● PROMPT
Retype all of the entries word for word.

-------- EXTRACTED RECORDS --------

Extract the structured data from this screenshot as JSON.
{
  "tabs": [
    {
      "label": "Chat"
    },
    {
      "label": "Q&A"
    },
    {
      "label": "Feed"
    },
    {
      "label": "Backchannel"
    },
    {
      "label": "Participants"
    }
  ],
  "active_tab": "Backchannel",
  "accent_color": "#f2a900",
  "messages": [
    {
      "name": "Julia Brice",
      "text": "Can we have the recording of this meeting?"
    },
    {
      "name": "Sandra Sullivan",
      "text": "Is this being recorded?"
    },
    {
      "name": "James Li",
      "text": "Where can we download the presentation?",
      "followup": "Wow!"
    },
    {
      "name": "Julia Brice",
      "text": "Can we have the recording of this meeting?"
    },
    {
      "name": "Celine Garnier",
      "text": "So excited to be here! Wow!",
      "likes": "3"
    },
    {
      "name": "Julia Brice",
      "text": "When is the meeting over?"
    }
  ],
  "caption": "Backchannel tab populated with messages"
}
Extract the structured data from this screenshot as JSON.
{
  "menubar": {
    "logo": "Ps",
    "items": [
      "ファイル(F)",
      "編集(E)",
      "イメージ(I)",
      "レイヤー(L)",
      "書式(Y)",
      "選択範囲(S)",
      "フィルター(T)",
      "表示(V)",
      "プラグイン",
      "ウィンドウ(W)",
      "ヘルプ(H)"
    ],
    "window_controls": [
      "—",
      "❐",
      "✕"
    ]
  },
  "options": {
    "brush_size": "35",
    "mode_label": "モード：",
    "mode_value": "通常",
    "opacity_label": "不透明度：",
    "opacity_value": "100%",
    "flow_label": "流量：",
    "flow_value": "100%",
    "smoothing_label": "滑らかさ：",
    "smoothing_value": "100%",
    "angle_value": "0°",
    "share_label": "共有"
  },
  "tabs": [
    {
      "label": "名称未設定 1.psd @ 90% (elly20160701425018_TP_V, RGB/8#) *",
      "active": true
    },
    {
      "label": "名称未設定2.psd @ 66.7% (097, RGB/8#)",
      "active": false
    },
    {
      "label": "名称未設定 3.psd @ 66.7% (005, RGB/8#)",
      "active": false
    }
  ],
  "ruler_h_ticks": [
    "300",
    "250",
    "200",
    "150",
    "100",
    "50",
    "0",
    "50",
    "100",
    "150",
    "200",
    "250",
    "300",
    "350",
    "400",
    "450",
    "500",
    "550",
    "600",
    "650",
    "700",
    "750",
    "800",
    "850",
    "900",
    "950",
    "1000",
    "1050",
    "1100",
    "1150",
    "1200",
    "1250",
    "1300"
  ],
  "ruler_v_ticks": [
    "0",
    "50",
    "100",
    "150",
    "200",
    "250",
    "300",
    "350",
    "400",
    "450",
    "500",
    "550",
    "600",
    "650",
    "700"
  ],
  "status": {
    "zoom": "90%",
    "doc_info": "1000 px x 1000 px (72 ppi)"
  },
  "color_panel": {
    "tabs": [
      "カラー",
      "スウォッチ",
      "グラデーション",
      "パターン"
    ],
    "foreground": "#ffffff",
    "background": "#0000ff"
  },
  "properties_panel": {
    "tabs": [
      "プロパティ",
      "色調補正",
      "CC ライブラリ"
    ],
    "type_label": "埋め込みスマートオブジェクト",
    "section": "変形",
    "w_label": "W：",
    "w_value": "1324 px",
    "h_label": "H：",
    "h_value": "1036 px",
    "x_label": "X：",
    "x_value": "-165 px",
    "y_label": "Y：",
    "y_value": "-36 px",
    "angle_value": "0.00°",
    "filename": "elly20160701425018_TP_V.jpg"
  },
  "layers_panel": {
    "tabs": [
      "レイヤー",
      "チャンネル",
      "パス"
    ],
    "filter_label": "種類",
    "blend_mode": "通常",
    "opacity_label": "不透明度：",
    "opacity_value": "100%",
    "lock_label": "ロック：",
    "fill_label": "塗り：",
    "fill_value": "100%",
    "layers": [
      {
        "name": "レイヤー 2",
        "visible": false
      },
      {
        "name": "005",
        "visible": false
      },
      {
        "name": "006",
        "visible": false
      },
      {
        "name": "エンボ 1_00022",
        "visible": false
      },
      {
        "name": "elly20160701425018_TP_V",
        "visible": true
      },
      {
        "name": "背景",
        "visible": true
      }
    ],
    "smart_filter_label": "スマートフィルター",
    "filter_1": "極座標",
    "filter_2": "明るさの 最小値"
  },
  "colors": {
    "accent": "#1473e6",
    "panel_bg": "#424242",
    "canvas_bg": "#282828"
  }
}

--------

● SOLUTION FOR THIS TASK
Extract the structured data from this screenshot as JSON.
{
  "tabs": [
    {
      "label": "Chat"
    },
    {
      "label": "Q&A"
    },
    {
      "label": "Feed"
    },
    {
      "label": "Backchannel"
    },
    {
      "label": "Participants"
    }
  ],
  "active_tab": "Backchannel",
  "accent_color": "#f2a900",
  "messages": [
    {
      "name": "Julia Brice",
      "text": "Can we have the recording of this meeting?"
    },
    {
      "name": "Sandra Sullivan",
      "text": "Is this being recorded?"
    },
    {
      "name": "James Li",
      "text": "Where can we download the presentation?",
      "followup": "Wow!"
    },
    {
      "name": "Julia Brice",
      "text": "Can we have the recording of this meeting?"
    },
    {
      "name": "Celine Garnier",
      "text": "So excited to be here! Wow!",
      "likes": "3"
    },
    {
      "name": "Julia Brice",
      "text": "When is the meeting over?"
    }
  ],
  "caption": "Backchannel tab populated with messages"
}
Extract the structured data from this screenshot as JSON.
{
  "menubar": {
    "logo": "Ps",
    "items": [
      "ファイル(F)",
      "編集(E)",
      "イメージ(I)",
      "レイヤー(L)",
      "書式(Y)",
      "選択範囲(S)",
      "フィルター(T)",
      "表示(V)",
      "プラグイン",
      "ウィンドウ(W)",
      "ヘルプ(H)"
    ],
    "window_controls": [
      "—",
      "❐",
      "✕"
    ]
  },
  "options": {
    "brush_size": "35",
    "mode_label": "モード：",
    "mode_value": "通常",
    "opacity_label": "不透明度：",
    "opacity_value": "100%",
    "flow_label": "流量：",
    "flow_value": "100%",
    "smoothing_label": "滑らかさ：",
    "smoothing_value": "100%",
    "angle_value": "0°",
    "share_label": "共有"
  },
  "tabs": [
    {
      "label": "名称未設定 1.psd @ 90% (elly20160701425018_TP_V, RGB/8#) *",
      "active": true
    },
    {
      "label": "名称未設定2.psd @ 66.7% (097, RGB/8#)",
      "active": false
    },
    {
      "label": "名称未設定 3.psd @ 66.7% (005, RGB/8#)",
      "active": false
    }
  ],
  "ruler_h_ticks": [
    "300",
    "250",
    "200",
    "150",
    "100",
    "50",
    "0",
    "50",
    "100",
    "150",
    "200",
    "250",
    "300",
    "350",
    "400",
    "450",
    "500",
    "550",
    "600",
    "650",
    "700",
    "750",
    "800",
    "850",
    "900",
    "950",
    "1000",
    "1050",
    "1100",
    "1150",
    "1200",
    "1250",
    "1300"
  ],
  "ruler_v_ticks": [
    "0",
    "50",
    "100",
    "150",
    "200",
    "250",
    "300",
    "350",
    "400",
    "450",
    "500",
    "550",
    "600",
    "650",
    "700"
  ],
  "status": {
    "zoom": "90%",
    "doc_info": "1000 px x 1000 px (72 ppi)"
  },
  "color_panel": {
    "tabs": [
      "カラー",
      "スウォッチ",
      "グラデーション",
      "パターン"
    ],
    "foreground": "#ffffff",
    "background": "#0000ff"
  },
  "properties_panel": {
    "tabs": [
      "プロパティ",
      "色調補正",
      "CC ライブラリ"
    ],
    "type_label": "埋め込みスマートオブジェクト",
    "section": "変形",
    "w_label": "W：",
    "w_value": "1324 px",
    "h_label": "H：",
    "h_value": "1036 px",
    "x_label": "X：",
    "x_value": "-165 px",
    "y_label": "Y：",
    "y_value": "-36 px",
    "angle_value": "0.00°",
    "filename": "elly20160701425018_TP_V.jpg"
  },
  "layers_panel": {
    "tabs": [
      "レイヤー",
      "チャンネル",
      "パス"
    ],
    "filter_label": "種類",
    "blend_mode": "通常",
    "opacity_label": "不透明度：",
    "opacity_value": "100%",
    "lock_label": "ロック：",
    "fill_label": "塗り：",
    "fill_value": "100%",
    "layers": [
      {
        "name": "レイヤー 2",
        "visible": false
      },
      {
        "name": "005",
        "visible": false
      },
      {
        "name": "006",
        "visible": false
      },
      {
        "name": "エンボ 1_00022",
        "visible": false
      },
      {
        "name": "elly20160701425018_TP_V",
        "visible": true
      },
      {
        "name": "背景",
        "visible": true
      }
    ],
    "smart_filter_label": "スマートフィルター",
    "filter_1": "極座標",
    "filter_2": "明るさの 最小値"
  },
  "colors": {
    "accent": "#1473e6",
    "panel_bg": "#424242",
    "canvas_bg": "#282828"
  }
}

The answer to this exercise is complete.